The Greens’ MLC David Shoebridge recognised the FBEU’s role, and concerns, in the debate on the Bill on Wednesday when he said “I note the very real engagement of the Fire Brigade Employees Union in this. Of all the stakeholders it has been the one that has really analysed the bill and tried to have a conversation with the Government about what is intended with the amendments and why the Government is putting those additional functions on the commissioner and why safeguards are not in place. Despite those real efforts of engagement it is still not clear from the Government what additional duties and functions under the proposed changes will be imposed upon the Commissioner and employees of Fire and Rescue.” Indeed.

For a link to that debate and the Parliament’s website on the Bill click here.

Health checks on hold

The Department earlier this month announced a revised starting date for mandatory firefighter health checks of 31 October. Unresolved issues and several weeks of negotiations led to agreement today that the health checks will remain on hold until at least February 2019. The Union (and therefore members) will also be given at least 4 weeks notice of the new start date. More to follow.

New AMP show cause guidelines

A permanent member was recently served with an AMP show cause notice. Nothing new in that, and the member quite rightly replied to the Department that he had supplied the Health and Safety Branch with medical certificates for many of his absences. The member didn’t want to disclose his personal medical information to his chain of command, and thanks to Permanent Award subclause 23.4, he didn’t have to. This didn’t sit well with the decision maker, though, who rejected his explanation and found him in breach.

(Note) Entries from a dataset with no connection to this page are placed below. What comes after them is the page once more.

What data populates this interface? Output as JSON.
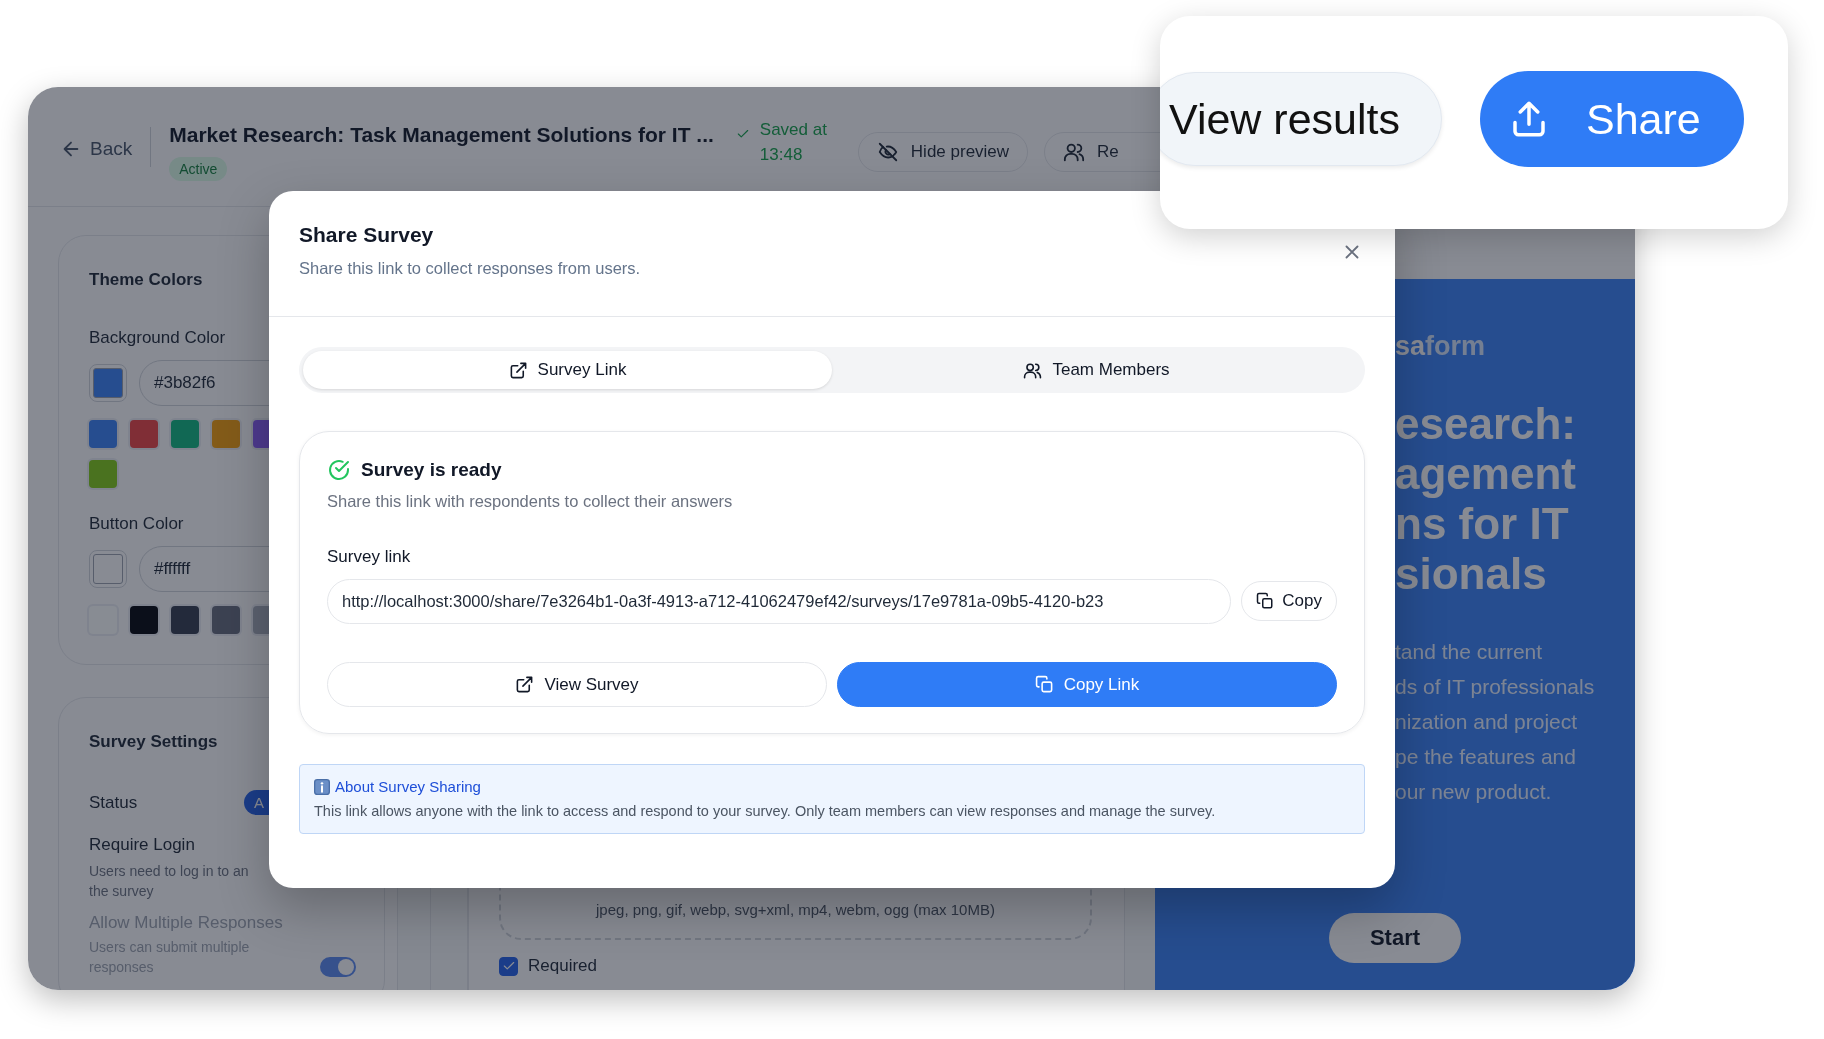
{
  "header": {
    "back": "Back",
    "title": "Market Research: Task Management Solutions for IT ...",
    "status": "Active",
    "saved": "Saved at 13:48",
    "buttons": [
      {
        "label": "Hide preview"
      },
      {
        "label": "Re"
      }
    ]
  },
  "sidebar": {
    "theme_colors": {
      "title": "Theme Colors",
      "background": {
        "label": "Background Color",
        "value": "#3b82f6",
        "presets": [
          {
            "color": "#264d8f"
          },
          {
            "color": "#802e36"
          },
          {
            "color": "#116854"
          },
          {
            "color": "#835b19"
          },
          {
            "color": "#4e3a8f"
          },
          {
            "color": "#4a721f"
          }
        ]
      },
      "button": {
        "label": "Button Color",
        "value": "#ffffff",
        "presets": [
          {
            "color": "#888c93"
          },
          {
            "color": "#0b0f1a"
          },
          {
            "color": "#232a3b"
          },
          {
            "color": "#3c4252"
          },
          {
            "color": "#5c6270"
          }
        ]
      }
    },
    "settings": {
      "title": "Survey Settings",
      "status": {
        "label": "Status",
        "badge": "A"
      },
      "require_login": {
        "label": "Require Login",
        "description_lines": [
          "Users need to log in to an",
          "the survey"
        ]
      },
      "multiple_responses": {
        "label": "Allow Multiple Responses",
        "description_lines": [
          "Users can submit multiple",
          "responses"
        ],
        "disabled": true,
        "on": true
      }
    }
  },
  "editor": {
    "upload_hint": "jpeg, png, gif, webp, svg+xml, mp4, webm, ogg (max 10MB)",
    "required": {
      "label": "Required",
      "checked": true
    }
  },
  "preview": {
    "brand_lead": "sa",
    "brand_rest": "form",
    "title_lines": [
      "esearch:",
      "agement",
      "ns for IT",
      "sionals"
    ],
    "description_lines": [
      "tand the current",
      "ds of IT professionals",
      "nization and project",
      "pe the features and",
      "our new product."
    ],
    "start": "Start"
  },
  "modal": {
    "title": "Share Survey",
    "subtitle": "Share this link to collect responses from users.",
    "tabs": [
      {
        "label": "Survey Link",
        "selected": true
      },
      {
        "label": "Team Members",
        "selected": false
      }
    ],
    "ready_title": "Survey is ready",
    "ready_description": "Share this link with respondents to collect their answers",
    "link_label": "Survey link",
    "link_value": "http://localhost:3000/share/7e3264b1-0a3f-4913-a712-41062479ef42/surveys/17e9781a-09b5-4120-b23",
    "copy": "Copy",
    "actions": [
      "View Survey",
      "Copy Link"
    ],
    "info_title": "About Survey Sharing",
    "info_body": "This link allows anyone with the link to access and respond to your survey. Only team members can view responses and manage the survey."
  },
  "callout": {
    "view_results": "View results",
    "share": "Share"
  }
}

So the Union intervened, and following proceedings in the Industrial Relations Commission the member’s response was accepted and the breach record removed from the member’s file. Also arising from those IRC proceedings was agreement between the Union and Department for a new guideline for the assessment of show cause responses. Now, any member who supplies an Award-compliant medical certificate and who later relies on that m/c as part of their response to a show cause letter will have their response considered adequate in respect of those particular absences.

The full agreed guideline can be read by clicking here.

“Z relieving” dead and buried

As reported in SitRep 27, Z relieving (ie, relief across multiple platoons) stopped at 0800 on Monday 1 October. With the exception of two members attached to Comms, every former Z reliever is therefore now attached to a single station, roster and platoon (even if they don’t know which platoon that is yet, because management still hasn’t told them). Any former Z reliever who has worked on more than one platoon since 1 October can only have done so by way of overtime. We will be regularly inspecting the Department’s records and will enforce payment of the overtime and prosecute the Department for every Award breach we find.

To be clear, other than for the two members attached to Comms, there is no agreement for any permanent member to be working across platoons or across rosters for any reason, including acting-up. Word is that some zone or area management teams are planning to get around the end of Z relieving, and the Award, by regularly transferring members from one platoon to another with 14 days notice. Members in regional command who receive notice of a transfer of platoon should contact the Union immediately.

In brief …

  • Next week’s Commissioner’s Orders 2018/21 will include scores of FF to QF promotions, confirming the successful conclusion of the QF backpay and promotion agreement as reported in SitRep 26.
  • We welcomed FRNSW’s decision to withdraw all remaining MSA airsets from service on the evening of 10 October, although the correspondence between us (see both letters by clicking here) confirms that your Union played a much larger role in that decision than the Department would have us believe.
  • As we head towards two elections early next year, unions state and federal are ramping up the fight for workers’ rights, pay and conditions. We encourage all members able to do so to swing past the Union office, pick up an FBEU flag and join us midday next Tuesday 23 October at the ACTU’s Change the Rules rally in Belmore Park.

Leighton Drury
State Secretary

For a print version of this SitRep click here.



Recent news: